The structural arrangement of a building frequently renders it impossible to form a sloping roof over all parts of it, and hence flats are necessary. When this is the case, metallic coverings are the best that can be adopted.

Formerly it was not uncommon in buildings where cost was not a consideration to use sheet copper for covering flats or slight slopes. Copper forms a very light covering, as it may be safely used in sheets not more than ' 03 in. thick, which would weigh about 20 oz. per ft. super. Copper slowly oxidizes when exposed to the air, but the oxide does not eat into the substance of the metal as is the case with iron; it seems rather to form a protective coat. The cost of copper renders its use very limited, and zinc has to a large extent taken its place.

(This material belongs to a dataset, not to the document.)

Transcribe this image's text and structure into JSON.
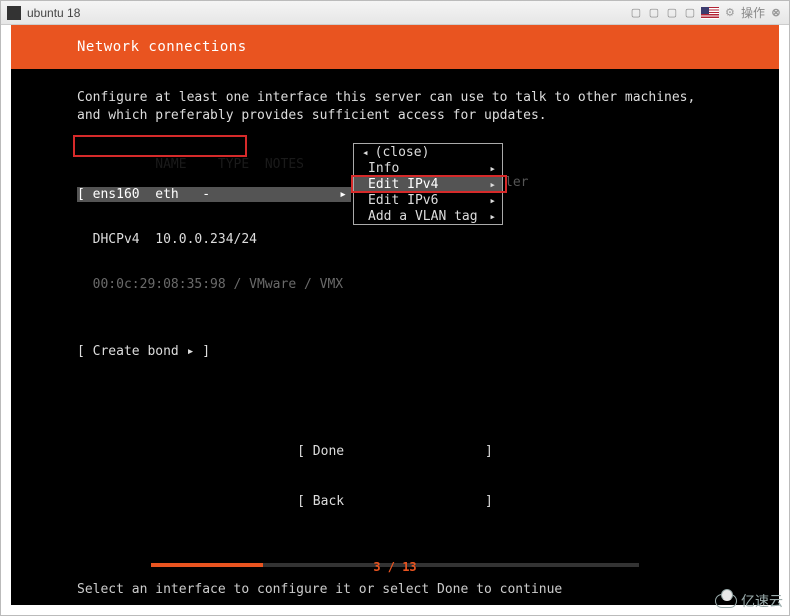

Zinc is also a very light covering; in fact its specific gravity is slightly less than that of copper, but it has not a good reputation, owing to the fact that on its first introduction it was used in very thin sheets, and sufficient care was not taken in laying it. Its expansion is greater than that of any other metal, and therefore it should always be laid with ample play, or it will soon buckle and crack. The Vieille Montagne Company have greatly improved the methods of laying zinc, and they have also introduced thicker sheets than could previously be obtained; if zinc is used at all, it should never be less than No. 16 gauge, which weighs about 24 oz. to the ft. super, and is as nearly as possible 1/24 in. thick. Zinc resembles copper in the fact that it oxidizes on the surface only; but in smoky districts it will not last at all, as sulphuric acid completely destroys it.

The surface oxidation only of zinc when exposed to ordinary atmospheric influences, suggested the attempt to prevent the rusting of iron by giving it a thin coating of zinc. This led to the production of "galvanized" iron for roofing purposes. This "galvanizing" process consists in first precipitating tin upon sheets of iron by means of weak galvanic action, and then placing the plates in a bath of liquid zinc. Iron thus treated will last, under favourable circumstances, for a long time; but when used for roofing, it is almost impossible to avoid nailing the sheets in some places, and where the nail holes occur, moisture invariably makes its way to the iron itself, which rusts internally, and the thin zinc coating then comes off in flakes. What was previously stated as to the action of sulphuric acid upon zinc will show the utter uselessness of galvanized iron in smoky districts.

The most durable metal covering for roofs is milled lead. This is lead which, after being cast, is passed through a mill between rollers adjusted so as to give the requisite thickness to the sheets which are rolled out. This thickness varies from .075 in. to .236 in., the weight of these qualities being 4 lb. and 14 lb. respectively per superficial ft. The qualities chiefly used for roofing are the 5-, 6-, and 7-lb. lead, the latter being the lightest that should be used for flats or gutters. In laying lead on flats, the latter should be close boarded, and care must be taken to allow for expansion and contraction of the metal; consequently the joints of 2 adjacent sheets must not be soldered together. In order to prevent the water from penetrating at the joints, fillets of wood, 2 1/2 in. by 2 in., rounded at the top, called rolls, are nailed to the boards, and one sheet of lead is dressed close up to and half-way over the roll, while the next sheet is brought up to the opposite side of the roll, and lapped completely over the roll and the turned-up portion of the first sheet. If the lead is closely hammered down with wooden mallets, no nails are required, and they are better omitted.

When it is necessary to nail the lead round skylights or in other positions, copper nails should always be used.

Thin flat plates of iron rendered "rustless" by the Bower-Barff process have lately been introduced for roofing purposes by Horn, Black & Co., and many advantages are claimed for it on the score of cheapness, durability, and appearance, as compared with other metallic roofings. There are several modifications in the pattern and mode of fixing, but the simplest is illustrated in Fig. 1360. Here plain flat plates, 24 in. by 12 in., are laid like ordinary slating, except that oxidized hoop iron is laid over each line of plates, through holes in which, as well as in the slates, are driven the nails which fasten both to the boards beneath. The use of this iron lath allows any accidentally damaged plates to be removed at any time, when specially-made plates can be substituted. These special "mending-plates" are so formed as to hook easily and securely upon the iron lath, and to be so fixed without the necessity of cutting the nails which fasten the adjoining plates. All these plates, both ordinary and special, are supplied ready bored with the holes for the nails; and suitable nails, similarly protected with the oxide, are furnished at a reasonable price.

It is only fair to say that much of the preceding information has been gathered from a paper on Building Materials by John Slater, B.A., in the Sanitary Record.